Needless to say, I can no longer count on them to stock the books we publish, either, outside of our most recent releases.
Please urge the independent bookstore buyers who read your newsletter to take a hard look at their own backlist stock, and consider how they may be failing those who should be among their most loyal clientele: readers of literary titles, interested in the classics as much or more than the new releases. We don't want to rely on Amazon.com, as publishers or readers: please don't make us!
Dear Holt Uncensored:
Given a $100 paid Floos Gift Certificate [ www.flooz.com offers gift certificates in any amount to be used at selected websites]. OK, belong to a book group, so went to Barnes and Noble website. Selected item I wanted and went to checkout. Spaces to enter Floos Certificate Number, so I did. But nothing happened. Refused to check me out .
To left of Floos spaces were spaces to enter Credit Card Name, Credit Card Number, etc. I don't use credit...The Tattered Covered Book Store in Denver will send me any book I want with an invoice and I send a check...We have been doing business for years like this.
If I offer all information of a paid Gift Certificate, why should I have to give credit information to justify a cash purchase? Maybe you know and I'm off base. But I had Floos Certificate cancelled. Contacted an independent book store in California, got information, sent check and received book I wanted within a week.
Robert L. Marton
Dear Holt Uncensored:
Amidst news of Joseph Beth opening another store, this one in Cleveland, comes this fun story about Julia Child, which ran in the Cincinnati Enquirer on July 27. I thought I would pass it on to you.
BOOK SIGNING SAVED
It's heart-warming to see retailers Ð and future competitors Ð working together.

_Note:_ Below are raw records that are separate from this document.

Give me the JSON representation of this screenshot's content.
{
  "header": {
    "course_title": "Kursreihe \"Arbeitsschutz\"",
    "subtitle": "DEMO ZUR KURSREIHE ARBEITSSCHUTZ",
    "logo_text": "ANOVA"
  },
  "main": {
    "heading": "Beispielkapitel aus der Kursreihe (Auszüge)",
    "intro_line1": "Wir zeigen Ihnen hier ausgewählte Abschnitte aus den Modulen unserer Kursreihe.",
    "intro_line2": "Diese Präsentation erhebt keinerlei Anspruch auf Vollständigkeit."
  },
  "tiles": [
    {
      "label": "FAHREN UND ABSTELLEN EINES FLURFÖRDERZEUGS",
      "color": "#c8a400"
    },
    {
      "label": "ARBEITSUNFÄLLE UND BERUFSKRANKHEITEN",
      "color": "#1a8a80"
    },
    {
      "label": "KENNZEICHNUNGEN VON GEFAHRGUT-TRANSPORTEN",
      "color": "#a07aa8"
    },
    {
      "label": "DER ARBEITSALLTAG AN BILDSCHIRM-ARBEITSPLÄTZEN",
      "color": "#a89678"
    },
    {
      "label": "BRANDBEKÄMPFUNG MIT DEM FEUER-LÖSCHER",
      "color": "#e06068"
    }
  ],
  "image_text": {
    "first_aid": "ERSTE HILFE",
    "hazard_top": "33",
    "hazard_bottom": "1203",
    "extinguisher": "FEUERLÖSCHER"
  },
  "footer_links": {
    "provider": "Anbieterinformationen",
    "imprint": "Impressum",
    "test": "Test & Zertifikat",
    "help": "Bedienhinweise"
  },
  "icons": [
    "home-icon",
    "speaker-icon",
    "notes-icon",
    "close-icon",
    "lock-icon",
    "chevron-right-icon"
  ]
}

Seattle-based cookware retailer Sur la Table had scheduled famed cookbook author Julia Child to sign books Wednesday as part of its grand opening in the new Rookwood Commons shopping center in Norwood.
But the Norwood fire marshal told Sur la Table Tuesday it couldn't hold the book-signing in the store because construction vehicles blocked fire lanes. With fire officials' approval, the store planned to move the event to a tent in the parking lot. But at 9:30 a.m. Wednesday, the fire marshal announced he was closing the parking lot to the public.
Sur la Table staff thought it would have to cancel the signing, until Annette Meurer, marketing director of Joseph-Beth Booksellers, walked over from nearby Rookwood Pavilion. "Some customers told us that the signing was canceled, so I offered to let them do the signing in our store," she said.
Sur la Table quickly agreed and moved 600 books over to Joseph-Beth for the signing. "What's the name of this store again?" Ms. Child asked after arriving for the noon book signing. Ms. Child, who turns 88 next month, signed nearly 300 books in two hours.
Dear Holt Uncensored:
About Amazon.com's claims of making a profit in the books and music division, you wrote: "Where in the company's records can somebody point to a different method of listing, describing, advertising and shipping books that accounts for this marvelous and miraculous turning of the corner?"
Well, actually, I believe Amazon is correct. Why? I keep a close watch on titles that Amazon carries that I also carry. Over the past six months I have noticed that more and more titles are being listed at full price rather than the 20% or 30% off. With a movement in that direction they have to be making more profit in the book division. Maybe not enough to save them, but better than in previous years.
Holt Uncensored provides this forum for the free and uncensored exchange of thoughts and ideas from writers of all callings. The opinions expressed here are not necessarily those of Pat Holt or the Northern California Independent Booksellers Association.